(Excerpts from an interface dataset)

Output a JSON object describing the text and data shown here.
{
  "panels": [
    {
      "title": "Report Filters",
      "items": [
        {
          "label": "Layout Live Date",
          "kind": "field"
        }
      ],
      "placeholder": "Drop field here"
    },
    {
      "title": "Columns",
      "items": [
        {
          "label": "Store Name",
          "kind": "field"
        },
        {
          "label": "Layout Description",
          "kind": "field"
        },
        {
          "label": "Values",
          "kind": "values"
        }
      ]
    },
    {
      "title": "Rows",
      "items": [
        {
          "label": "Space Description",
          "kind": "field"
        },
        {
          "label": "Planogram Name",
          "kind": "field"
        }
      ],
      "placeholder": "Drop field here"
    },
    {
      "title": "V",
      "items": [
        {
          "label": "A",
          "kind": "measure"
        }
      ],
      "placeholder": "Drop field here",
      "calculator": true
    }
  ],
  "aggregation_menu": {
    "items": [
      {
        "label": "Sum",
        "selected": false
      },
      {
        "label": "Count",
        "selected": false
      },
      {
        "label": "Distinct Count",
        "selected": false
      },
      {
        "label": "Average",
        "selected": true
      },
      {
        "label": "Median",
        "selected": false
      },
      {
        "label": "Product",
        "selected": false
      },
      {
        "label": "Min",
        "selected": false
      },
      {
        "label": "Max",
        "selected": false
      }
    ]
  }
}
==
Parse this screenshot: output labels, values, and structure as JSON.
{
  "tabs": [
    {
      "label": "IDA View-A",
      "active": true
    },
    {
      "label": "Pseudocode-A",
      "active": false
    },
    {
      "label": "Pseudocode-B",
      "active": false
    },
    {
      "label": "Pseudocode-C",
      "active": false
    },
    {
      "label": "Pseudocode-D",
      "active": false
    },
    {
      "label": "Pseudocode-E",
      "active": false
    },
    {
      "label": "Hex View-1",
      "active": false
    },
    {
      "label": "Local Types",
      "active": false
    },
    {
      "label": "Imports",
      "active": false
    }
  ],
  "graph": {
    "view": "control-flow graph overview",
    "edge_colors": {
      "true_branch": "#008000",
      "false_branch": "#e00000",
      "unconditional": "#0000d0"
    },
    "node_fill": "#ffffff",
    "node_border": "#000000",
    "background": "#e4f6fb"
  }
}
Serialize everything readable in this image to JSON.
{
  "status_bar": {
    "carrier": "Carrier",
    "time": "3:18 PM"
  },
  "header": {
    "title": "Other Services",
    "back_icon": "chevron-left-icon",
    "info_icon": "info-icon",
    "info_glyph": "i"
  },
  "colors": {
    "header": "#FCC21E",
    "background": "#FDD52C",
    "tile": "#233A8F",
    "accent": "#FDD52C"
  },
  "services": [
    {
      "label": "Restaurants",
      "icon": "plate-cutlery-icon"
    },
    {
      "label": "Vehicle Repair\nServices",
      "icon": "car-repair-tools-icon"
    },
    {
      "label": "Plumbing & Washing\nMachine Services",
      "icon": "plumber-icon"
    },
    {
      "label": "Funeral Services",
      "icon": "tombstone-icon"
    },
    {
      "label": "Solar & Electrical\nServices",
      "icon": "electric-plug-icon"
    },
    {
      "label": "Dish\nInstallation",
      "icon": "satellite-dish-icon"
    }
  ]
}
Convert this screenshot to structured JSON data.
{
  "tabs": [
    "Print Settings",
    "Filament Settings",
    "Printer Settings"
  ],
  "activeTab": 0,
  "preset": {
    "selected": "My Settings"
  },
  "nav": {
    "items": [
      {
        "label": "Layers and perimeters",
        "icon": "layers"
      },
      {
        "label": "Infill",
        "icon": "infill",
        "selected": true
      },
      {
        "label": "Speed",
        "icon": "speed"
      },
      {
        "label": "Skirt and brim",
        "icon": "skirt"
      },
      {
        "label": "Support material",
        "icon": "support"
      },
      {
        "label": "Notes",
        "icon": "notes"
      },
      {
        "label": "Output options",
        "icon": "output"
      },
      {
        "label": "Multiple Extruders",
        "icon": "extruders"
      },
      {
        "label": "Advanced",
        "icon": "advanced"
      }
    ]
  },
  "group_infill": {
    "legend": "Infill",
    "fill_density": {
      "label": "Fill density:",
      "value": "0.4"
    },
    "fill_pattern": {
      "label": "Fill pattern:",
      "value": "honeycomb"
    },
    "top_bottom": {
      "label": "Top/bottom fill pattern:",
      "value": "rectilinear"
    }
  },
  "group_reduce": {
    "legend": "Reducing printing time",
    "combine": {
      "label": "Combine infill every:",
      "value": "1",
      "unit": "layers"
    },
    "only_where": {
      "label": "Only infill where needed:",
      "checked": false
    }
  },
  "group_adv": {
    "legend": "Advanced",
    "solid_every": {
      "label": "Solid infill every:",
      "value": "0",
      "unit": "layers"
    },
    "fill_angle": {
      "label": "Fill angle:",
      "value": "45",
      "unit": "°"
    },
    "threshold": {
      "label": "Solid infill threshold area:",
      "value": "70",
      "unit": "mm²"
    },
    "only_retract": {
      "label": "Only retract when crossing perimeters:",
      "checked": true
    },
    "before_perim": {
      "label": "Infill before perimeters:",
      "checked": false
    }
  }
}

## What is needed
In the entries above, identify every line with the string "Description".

## Response area
          "label": "Layout Description",
          "label": "Space Description",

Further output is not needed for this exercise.